New 40-inch muskie size limit in place in Wisconsin
Madison — When northern Wisconsin’s muskie season opens Saturday, May 26, about 600 of the state’s muskie waters will bear a new 40-inch size limit.
Another 10 lakes will join a suite of lakes that have a 28-inch size limit, and five lakes will be added to the 50-inch list.
Anglers supported all three size limit changes during the 2011 spring hearings.
The increase from the previous 34-inch limit to the new 40-inch limit was approved by about a two-thirds margin with the expectation that the change eventually would increase the number of larger muskies while also lowering hatchery costs by boosting natural reproduction as the current group of young muskies mature.

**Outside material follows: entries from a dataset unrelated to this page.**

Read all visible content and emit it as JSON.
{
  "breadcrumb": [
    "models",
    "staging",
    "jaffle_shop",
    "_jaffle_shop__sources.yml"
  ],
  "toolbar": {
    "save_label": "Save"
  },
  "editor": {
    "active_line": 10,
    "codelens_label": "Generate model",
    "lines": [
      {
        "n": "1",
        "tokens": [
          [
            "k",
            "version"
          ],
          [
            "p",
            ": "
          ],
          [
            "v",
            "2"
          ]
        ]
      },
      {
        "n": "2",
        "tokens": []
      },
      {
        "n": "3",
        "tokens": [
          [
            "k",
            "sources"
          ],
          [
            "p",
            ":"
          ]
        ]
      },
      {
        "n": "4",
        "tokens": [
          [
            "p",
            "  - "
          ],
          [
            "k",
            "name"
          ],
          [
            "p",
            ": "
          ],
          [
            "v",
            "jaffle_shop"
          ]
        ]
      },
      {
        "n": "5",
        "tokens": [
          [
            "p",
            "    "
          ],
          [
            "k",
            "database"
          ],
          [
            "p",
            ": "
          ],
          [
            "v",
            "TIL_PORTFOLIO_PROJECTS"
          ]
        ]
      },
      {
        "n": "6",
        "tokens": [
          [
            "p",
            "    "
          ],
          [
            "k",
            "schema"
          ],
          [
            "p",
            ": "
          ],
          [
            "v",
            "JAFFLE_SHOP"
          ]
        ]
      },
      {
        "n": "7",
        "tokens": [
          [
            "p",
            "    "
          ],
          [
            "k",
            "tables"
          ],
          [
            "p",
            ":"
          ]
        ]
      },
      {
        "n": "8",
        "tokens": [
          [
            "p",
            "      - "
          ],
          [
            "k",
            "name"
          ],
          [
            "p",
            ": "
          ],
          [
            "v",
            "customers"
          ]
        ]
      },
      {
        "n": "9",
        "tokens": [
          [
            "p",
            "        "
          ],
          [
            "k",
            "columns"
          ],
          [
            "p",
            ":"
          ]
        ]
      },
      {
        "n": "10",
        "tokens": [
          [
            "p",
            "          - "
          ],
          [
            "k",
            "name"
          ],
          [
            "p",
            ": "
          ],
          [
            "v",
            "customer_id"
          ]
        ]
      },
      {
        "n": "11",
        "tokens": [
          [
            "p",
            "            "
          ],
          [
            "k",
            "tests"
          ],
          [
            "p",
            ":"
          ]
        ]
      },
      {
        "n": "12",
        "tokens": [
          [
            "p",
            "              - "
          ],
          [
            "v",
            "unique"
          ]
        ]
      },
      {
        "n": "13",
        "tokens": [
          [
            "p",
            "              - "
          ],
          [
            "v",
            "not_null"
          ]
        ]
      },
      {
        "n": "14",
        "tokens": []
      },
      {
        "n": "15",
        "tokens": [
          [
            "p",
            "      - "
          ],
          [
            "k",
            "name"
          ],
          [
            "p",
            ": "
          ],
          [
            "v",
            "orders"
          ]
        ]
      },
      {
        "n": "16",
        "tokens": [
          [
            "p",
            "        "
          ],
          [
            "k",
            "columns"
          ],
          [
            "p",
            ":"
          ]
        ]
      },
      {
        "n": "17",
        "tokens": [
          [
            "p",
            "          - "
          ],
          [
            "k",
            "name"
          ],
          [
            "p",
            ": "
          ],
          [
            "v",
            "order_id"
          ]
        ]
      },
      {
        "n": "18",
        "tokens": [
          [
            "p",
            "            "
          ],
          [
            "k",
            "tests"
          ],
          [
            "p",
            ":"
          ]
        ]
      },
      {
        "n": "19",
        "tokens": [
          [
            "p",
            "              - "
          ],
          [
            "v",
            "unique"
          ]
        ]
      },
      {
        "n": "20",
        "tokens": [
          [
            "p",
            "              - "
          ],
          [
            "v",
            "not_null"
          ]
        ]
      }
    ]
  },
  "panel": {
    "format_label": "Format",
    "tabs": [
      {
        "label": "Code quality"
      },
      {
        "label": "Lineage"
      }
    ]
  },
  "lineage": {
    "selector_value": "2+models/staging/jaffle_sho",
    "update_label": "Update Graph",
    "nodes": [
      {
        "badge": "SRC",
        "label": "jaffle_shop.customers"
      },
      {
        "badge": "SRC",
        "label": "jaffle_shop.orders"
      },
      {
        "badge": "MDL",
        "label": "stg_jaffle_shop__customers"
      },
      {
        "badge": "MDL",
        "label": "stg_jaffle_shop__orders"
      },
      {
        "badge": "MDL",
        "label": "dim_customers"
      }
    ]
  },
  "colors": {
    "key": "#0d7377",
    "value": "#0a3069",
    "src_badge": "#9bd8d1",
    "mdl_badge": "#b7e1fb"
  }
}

Tim Simonson, a DNR fisheries biologist who handles muskie issues for the agency, suggested anglers still read the regulations, though, because there are 44 lakes that have a size limit other than 40 inches.
Twenty lakes now have a 28-inch size limit; 10 lakes were added to that list for 2012. That rule began with nine lakes in 1996 (one was added in 2002) with the intent of lowering muskie densities in lakes with low growth rates.
Six lakes are at 45 inches, and 17 lakes are now at 50 inches. The first three 50-inch lakes were designated in 1996; five more were added for 2012, with angler support at the 2011 spring hearings.
The state has one catch-and-release lake – Yellowstone Lake in Lafayette County. That rule began in 1998.
The five lakes added to the 50-inch-limit list for 2012 are: Rice Lake (including Stump Lake) in Barron County, Anderson and Archibald lakes in Oconto County, Redstone Lake in Sauk County, and Big Elkhart Lake in Sheboygan County.
Anderson, Archibald, and Big Elkhart lakes went to 50 inches because they have been designated as “brood lakes” for Great Lakes spotted muskies, according to Simonson. That idea also was supported by voters at the 2011 spring hearings.
The 50-inch size limit began in 1996 with Grindstone and Lac Courte Oreilles lakes in Sawyer County, and Namekagon Lake in Bayfield County.
The 10 lakes added to the 28-inch-limit list were approved by sportsmen at the 2011 spring hearings. Those 10 slow-growth waters are: English and Mineral in Ashland County; Bearskin, Booth, and Squaw in Oneida County; Julia in Oneida/Forest counties; Butternut and Solberg in Price County; Spider Lake in Sawyer County; and Upper Gresham Lake in Vilas County.
Simonson said he wasn’t surprised that sportsmen supported the changes. He and local DNR fish biologists had been getting requests from fishermen and resort owners for higher muskie size limits for some time.
In a mailed survey from 12 years ago (2000), more than 1,000 muskie anglers were polled on a number of muskie issues, and 70 percent of those who responded favored at least a 40-inch size limit on most waters. In that survey, 62 percent said that a muskie has to be 50 inches to be considered a trophy.
Over the years, muskie research in Wisconsin has shown that, on average, it takes a little more than six years for a female muskie to hit 34 inches, and just less than eight years for a male to reach that length.
Similar research in Ontario from the late 1990s suggests it takes a female muskie about nine years to reach 40 inches and another seven years to make 50 inches.
Wisconsin DNR fish biologists have seen sexually mature female muskies at 27 to 28 inches, but few females are spawning at that size. Simonson said DNR biologists estimate that about half of all female muskies mature at 30 inches, but others don’t begin spawning until they’re between 34 and 37 inches long.
Simonson said the state should see better muskie reproduction in a few years, because research has shown that muskies are more successful at producing young fish after their third or fourth year of maturity. Bigger fish produce more eggs, and spawning success varies each year because of environmental conditions.
If that comes to pass, the DNR can then use its hatchery capacity to stock just the lakes that have little or no natural reproduction, Simonson said.
However, he does not expect any lakes to become “overrun” by muskies to the detriment of other species that also are popular with fishermen.
He noted that muskies are a low-density fish. In most lakes, they exist at less than .5 fish per acre, and that number is less than .25 fish per acre in most of those lakes.